Ryoko and Deanna showed off some of their experiments with video sensing which can be used to aqdd complexity to the projects. At the end of the half hour session we shared our creations in a scratch studio and talked a little about ideas for integrating this idea into classrooms, museums or afterschool programs. 

The second workshop of the day was "Sensor Garden" a take-off of an old idea from the PIE (playful inventions & explorations) project that used the PICO cricket to create an interactive electronic garden. Angela and Giuseppe from Coder Dojo Bologna worked with me to create a new version of the activity where participants could choose between experimenting with Chibichip, Micro:bit & Moto:bit, or Makeblocks to contribute to a garden installation with flashing LEDs, pressure sensors, DIY switches and moving elements.

This workshop was a chance to share ideas and experiences from the last couple weeks of summer camp where learners used many of these tools to create their own designs. It could be a little overwhelming to have multiple microcontrollers and programming languages available but I think that it opened up many next possibilities for new ideas. The day before we had made four or five examples that showed simple uses for lights, motors and animations and we started our workshop by checking out the different options. The group divided into pairs and chose the a tool to start with. 

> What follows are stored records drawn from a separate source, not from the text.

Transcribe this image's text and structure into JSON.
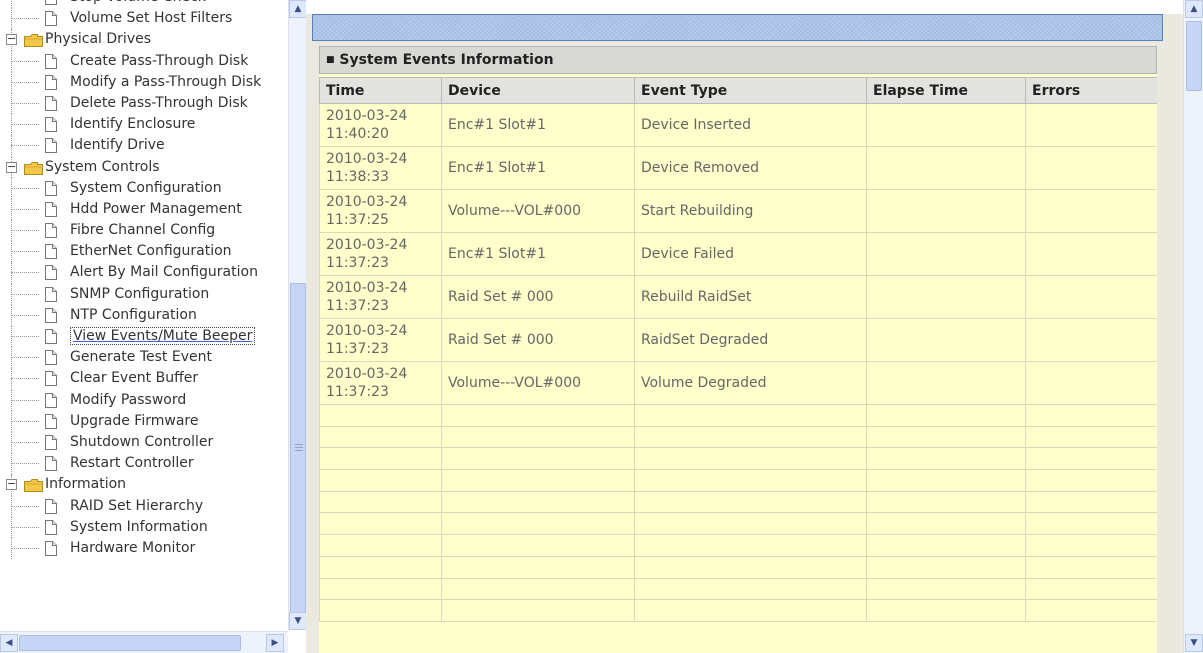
{
  "tree": {
    "nodes": [
      {
        "label": "Stop Volume Check",
        "level": 1
      },
      {
        "label": "Volume Set Host Filters",
        "level": 1
      },
      {
        "label": "Physical Drives",
        "level": 0
      },
      {
        "label": "Create Pass-Through Disk",
        "level": 1
      },
      {
        "label": "Modify a Pass-Through Disk",
        "level": 1
      },
      {
        "label": "Delete Pass-Through Disk",
        "level": 1
      },
      {
        "label": "Identify Enclosure",
        "level": 1
      },
      {
        "label": "Identify Drive",
        "level": 1
      },
      {
        "label": "System Controls",
        "level": 0
      },
      {
        "label": "System Configuration",
        "level": 1
      },
      {
        "label": "Hdd Power Management",
        "level": 1
      },
      {
        "label": "Fibre Channel Config",
        "level": 1
      },
      {
        "label": "EtherNet Configuration",
        "level": 1
      },
      {
        "label": "Alert By Mail Configuration",
        "level": 1
      },
      {
        "label": "SNMP Configuration",
        "level": 1
      },
      {
        "label": "NTP Configuration",
        "level": 1
      },
      {
        "label": "View Events/Mute Beeper",
        "level": 1,
        "selected": true
      },
      {
        "label": "Generate Test Event",
        "level": 1
      },
      {
        "label": "Clear Event Buffer",
        "level": 1
      },
      {
        "label": "Modify Password",
        "level": 1
      },
      {
        "label": "Upgrade Firmware",
        "level": 1
      },
      {
        "label": "Shutdown Controller",
        "level": 1
      },
      {
        "label": "Restart Controller",
        "level": 1
      },
      {
        "label": "Information",
        "level": 0
      },
      {
        "label": "RAID Set Hierarchy",
        "level": 1
      },
      {
        "label": "System Information",
        "level": 1
      },
      {
        "label": "Hardware Monitor",
        "level": 1
      }
    ]
  },
  "panel": {
    "title": "System Events Information",
    "columns": [
      "Time",
      "Device",
      "Event Type",
      "Elapse Time",
      "Errors"
    ],
    "rows": [
      {
        "date": "2010-03-24",
        "time": "11:40:20",
        "device": "Enc#1 Slot#1",
        "event_type": "Device Inserted",
        "elapse_time": "",
        "errors": ""
      },
      {
        "date": "2010-03-24",
        "time": "11:38:33",
        "device": "Enc#1 Slot#1",
        "event_type": "Device Removed",
        "elapse_time": "",
        "errors": ""
      },
      {
        "date": "2010-03-24",
        "time": "11:37:25",
        "device": "Volume---VOL#000",
        "event_type": "Start Rebuilding",
        "elapse_time": "",
        "errors": ""
      },
      {
        "date": "2010-03-24",
        "time": "11:37:23",
        "device": "Enc#1 Slot#1",
        "event_type": "Device Failed",
        "elapse_time": "",
        "errors": ""
      },
      {
        "date": "2010-03-24",
        "time": "11:37:23",
        "device": "Raid Set # 000",
        "event_type": "Rebuild RaidSet",
        "elapse_time": "",
        "errors": ""
      },
      {
        "date": "2010-03-24",
        "time": "11:37:23",
        "device": "Raid Set # 000",
        "event_type": "RaidSet Degraded",
        "elapse_time": "",
        "errors": ""
      },
      {
        "date": "2010-03-24",
        "time": "11:37:23",
        "device": "Volume---VOL#000",
        "event_type": "Volume Degraded",
        "elapse_time": "",
        "errors": ""
      }
    ]
  },
  "colors": {
    "panel_background": "#ffffcc",
    "header_background": "#d8d8d4",
    "top_bar": "#b6ccea",
    "folder": "#f2c84b"
  },
  "icons": {
    "folder": "folder-icon",
    "page": "page-icon",
    "expander": "collapse-icon"
  }
}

It was super fun to see how people could just jump into the prototyping process. It was pretty easy for most to get a motor or light working but from that point the ideas complexified in many different directions.


One group worked to create a connection between a pressure sensor and a servo motor for a bird's nest, another project was a spinning water fountain with lots of craft materials and another group worked on building a moving wheelbarrow contraption. 

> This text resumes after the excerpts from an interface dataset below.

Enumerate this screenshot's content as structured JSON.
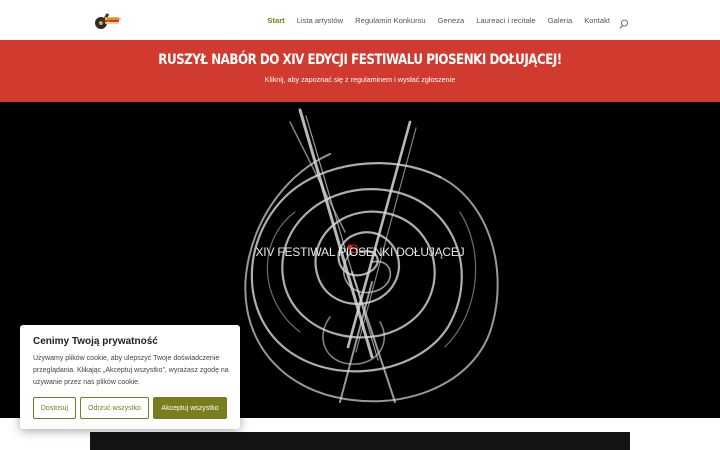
{
  "header": {
    "logo_alt": "Festiwal Piosenki Dołującej logo",
    "nav": [
      {
        "label": "Start",
        "active": true
      },
      {
        "label": "Lista artystów",
        "active": false
      },
      {
        "label": "Regulamin Konkursu",
        "active": false
      },
      {
        "label": "Geneza",
        "active": false
      },
      {
        "label": "Laureaci i recitale",
        "active": false
      },
      {
        "label": "Galeria",
        "active": false
      },
      {
        "label": "Kontakt",
        "active": false
      }
    ],
    "search_icon": "search-icon"
  },
  "banner": {
    "title": "RUSZYŁ NABÓR DO XIV EDYCJI FESTIWALU PIOSENKI DOŁUJĄCEJ!",
    "subtitle": "Kliknij, aby zapoznać się z regulaminem i wysłać zgłoszenie",
    "color": "#d13a2f"
  },
  "hero": {
    "title_prefix": "XIV FESTIWAL PI",
    "title_o": "O",
    "title_suffix": "SENKI DOŁUJĄCEJ",
    "accent": "#e0261b"
  },
  "cookie": {
    "title": "Cenimy Twoją prywatność",
    "text": "Używamy plików cookie, aby ulepszyć Twoje doświadczenie przeglądania. Klikając „Akceptuj wszystko”, wyrażasz zgodę na używanie przez nas plików cookie.",
    "btn_customize": "Dostosuj",
    "btn_reject": "Odrzuć wszystko",
    "btn_accept": "Akceptuj wszystko",
    "accent": "#7a7d1e"
  }
}
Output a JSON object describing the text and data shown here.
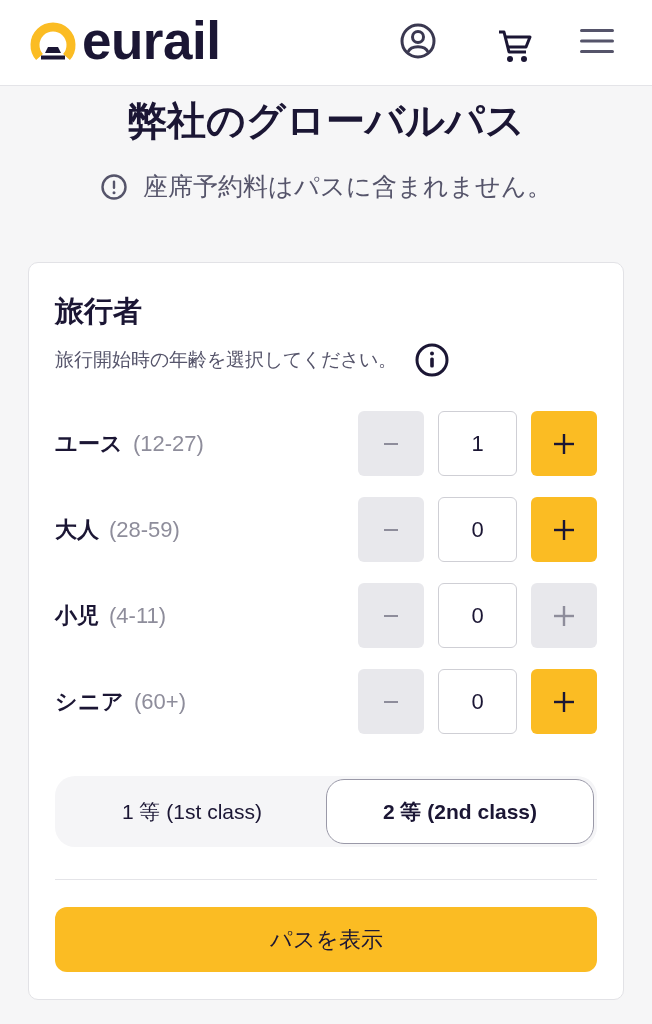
{
  "header": {
    "logo_text": "eurail"
  },
  "page_title": "弊社のグローバルパス",
  "notice": "座席予約料はパスに含まれません。",
  "travelers": {
    "title": "旅行者",
    "hint": "旅行開始時の年齢を選択してください。",
    "rows": [
      {
        "label": "ユース",
        "range": "(12-27)",
        "value": "1",
        "minus_disabled": true,
        "plus_disabled": false
      },
      {
        "label": "大人",
        "range": "(28-59)",
        "value": "0",
        "minus_disabled": true,
        "plus_disabled": false
      },
      {
        "label": "小児",
        "range": "(4-11)",
        "value": "0",
        "minus_disabled": true,
        "plus_disabled": true
      },
      {
        "label": "シニア",
        "range": "(60+)",
        "value": "0",
        "minus_disabled": true,
        "plus_disabled": false
      }
    ]
  },
  "class_options": [
    {
      "label": "1 等 (1st class)",
      "selected": false
    },
    {
      "label": "2 等 (2nd class)",
      "selected": true
    }
  ],
  "submit_button": "パスを表示"
}
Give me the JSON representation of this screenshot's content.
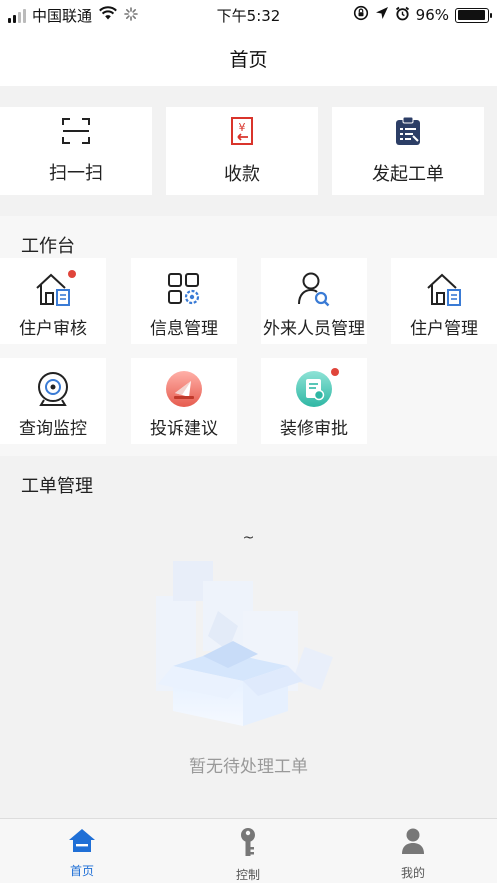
{
  "status_bar": {
    "carrier": "中国联通",
    "time": "下午5:32",
    "battery": "96%",
    "battery_level": 0.96,
    "icons": [
      "signal-icon",
      "wifi-icon",
      "loading-icon",
      "rotation-lock-icon",
      "location-icon",
      "alarm-icon",
      "battery-icon"
    ]
  },
  "header": {
    "title": "首页"
  },
  "quick_actions": [
    {
      "label": "扫一扫",
      "icon": "scan-icon"
    },
    {
      "label": "收款",
      "icon": "receipt-yen-icon"
    },
    {
      "label": "发起工单",
      "icon": "clipboard-wrench-icon"
    }
  ],
  "workspace": {
    "title": "工作台",
    "items": [
      {
        "label": "住户审核",
        "icon": "house-document-icon",
        "badge": true
      },
      {
        "label": "信息管理",
        "icon": "grid-gear-icon",
        "badge": false
      },
      {
        "label": "外来人员管理",
        "icon": "person-search-icon",
        "badge": false
      },
      {
        "label": "住户管理",
        "icon": "house-document-icon",
        "badge": false
      },
      {
        "label": "查询监控",
        "icon": "camera-icon",
        "badge": false
      },
      {
        "label": "投诉建议",
        "icon": "paper-plane-icon",
        "badge": false
      },
      {
        "label": "装修审批",
        "icon": "certificate-icon",
        "badge": true
      }
    ]
  },
  "orders": {
    "title": "工单管理",
    "tilde": "~",
    "empty_text": "暂无待处理工单"
  },
  "tabbar": {
    "tabs": [
      {
        "label": "首页",
        "icon": "home-icon",
        "active": true
      },
      {
        "label": "控制",
        "icon": "key-icon",
        "active": false
      },
      {
        "label": "我的",
        "icon": "user-icon",
        "active": false
      }
    ]
  },
  "colors": {
    "accent": "#1f6fd6",
    "badge": "#e0453b",
    "icon_dark": "#2c3e66",
    "receipt_red": "#d9342b"
  }
}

I was impressed that a couple of groups incorporated both the microbit and the chibichip into their projects. One of the creations had a sunflower attached to the motor and a fading sunset/sunrise chibitronics projects suspended from the ceiling. Another group worked on a alien garden gnome with a rotating head and blinking LED eyes. 


Although there was only about an hour for participants to work on their creations we came together for the last 20 minutes or so to share work in progress and reflection on the experience. It was great to see the wide range of ideas and moments of frustration, joy and pride that the group went through while making their projects.

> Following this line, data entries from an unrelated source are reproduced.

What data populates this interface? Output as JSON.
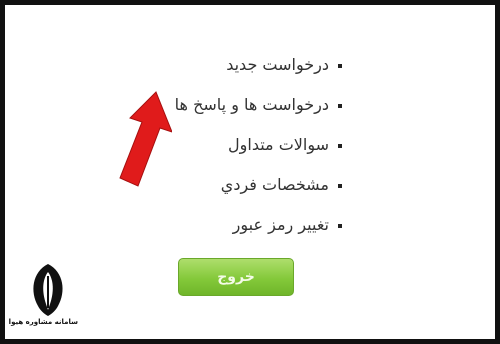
{
  "menu": {
    "items": [
      {
        "label": "درخواست جديد"
      },
      {
        "label": "درخواست ها و پاسخ ها"
      },
      {
        "label": "سوالات متداول"
      },
      {
        "label": "مشخصات فردي"
      },
      {
        "label": "تغيير رمز عبور"
      }
    ]
  },
  "exit_button": {
    "label": "خروج"
  },
  "watermark": {
    "text": "سامانه مشاوره هیوا"
  },
  "colors": {
    "frame": "#111111",
    "button_green": "#84c93a",
    "arrow_red": "#e01b1b"
  },
  "icons": {
    "arrow": "red-arrow-icon",
    "logo": "quill-logo-icon"
  }
}
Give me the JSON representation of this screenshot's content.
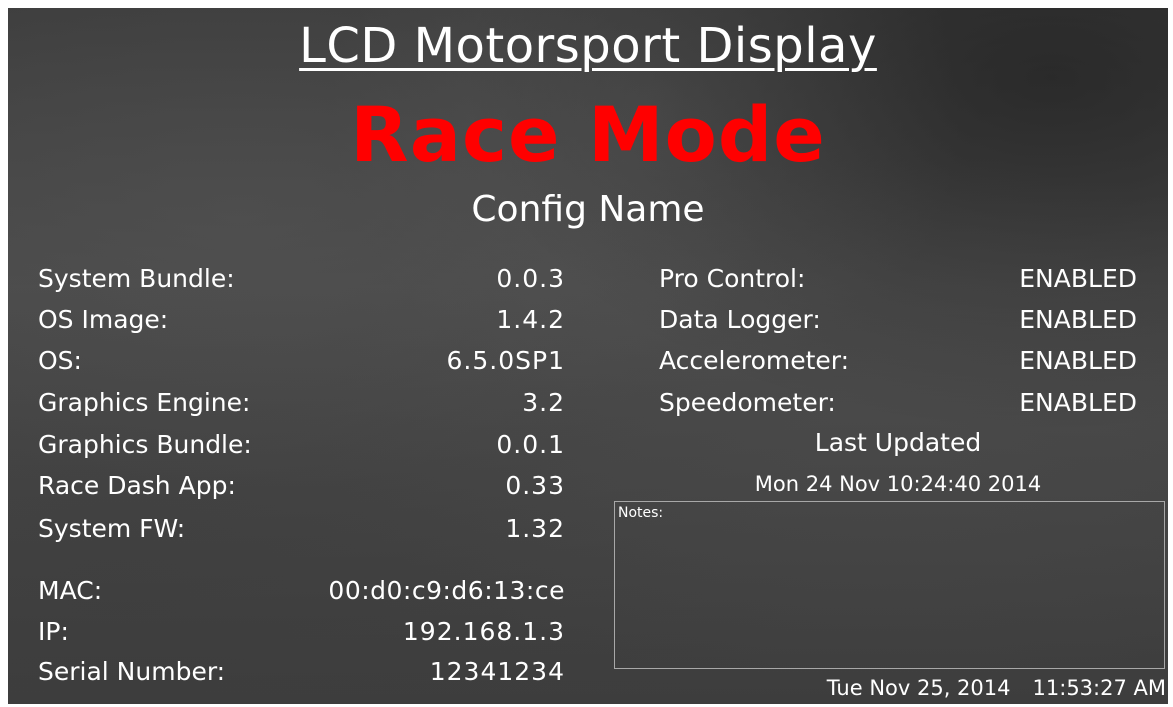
{
  "header": {
    "title": "LCD Motorsport Display",
    "mode": "Race Mode",
    "config_name": "Config Name"
  },
  "system_info": [
    {
      "label": "System Bundle:",
      "value": "0.0.3"
    },
    {
      "label": "OS Image:",
      "value": "1.4.2"
    },
    {
      "label": "OS:",
      "value": "6.5.0SP1"
    },
    {
      "label": "Graphics Engine:",
      "value": "3.2"
    },
    {
      "label": "Graphics Bundle:",
      "value": "0.0.1"
    },
    {
      "label": "Race Dash App:",
      "value": "0.33"
    },
    {
      "label": "System FW:",
      "value": "1.32"
    }
  ],
  "network_info": [
    {
      "label": "MAC:",
      "value": "00:d0:c9:d6:13:ce"
    },
    {
      "label": "IP:",
      "value": "192.168.1.3"
    },
    {
      "label": "Serial Number:",
      "value": "12341234"
    }
  ],
  "features": [
    {
      "label": "Pro Control:",
      "value": "ENABLED"
    },
    {
      "label": "Data Logger:",
      "value": "ENABLED"
    },
    {
      "label": "Accelerometer:",
      "value": "ENABLED"
    },
    {
      "label": "Speedometer:",
      "value": "ENABLED"
    }
  ],
  "last_updated": {
    "label": "Last Updated",
    "date": "Mon 24 Nov 10:24:40 2014"
  },
  "notes": {
    "label": "Notes:",
    "text": ""
  },
  "clock": {
    "date": "Tue Nov 25, 2014",
    "time": "11:53:27 AM"
  },
  "colors": {
    "mode": "#ff0000",
    "text": "#ffffff",
    "background": "#404040",
    "notes_border": "#a8a8a8"
  }
}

The experience reinforced some ideas that we've been working with this summer as we've been exploring creative coding and computational tinkering.  First off I think it's imporant (especially in a shorter timespan) to have an open-ended theme like a garden or undersea scene so that although there are many options, participants can quickly think up something that fits. And additionally it's important to have a way for learners to contribute to something larger than their individual projects. Building a collaborative installation both provides a bit of external pressure while allowing each group to work individually on their own creation. It's especially important to introduce a social scaffolding while working with computation since programming can be misunderstood as a solitary excercise. 


The day after the workshops, there was a keynote presentation by author and illustrator Austin Kleon that reinforced some of these ideas. He spoke about stealing ideas and making them your own as an artist, something that can be employed by educators and learning designers as well. Both the sensor garden workshop and flat scratch jam were ideas that we borrowed from others and tried to give new life and context at the conference. The presentation set up the distinction between  thinking about innovation as coming from the lone genius and understanding that new ideas often come from a "scenius", which he describes as “a whole scene of people who were supporting each other, looking at each other’s work, copying from each other, stealing ideas, and contributing ideas.” I feel fortunate to be a part of the Scratch scenius and I'm looking forward to seeing how these ideas are transformed and remixed by friends and colleagues the community.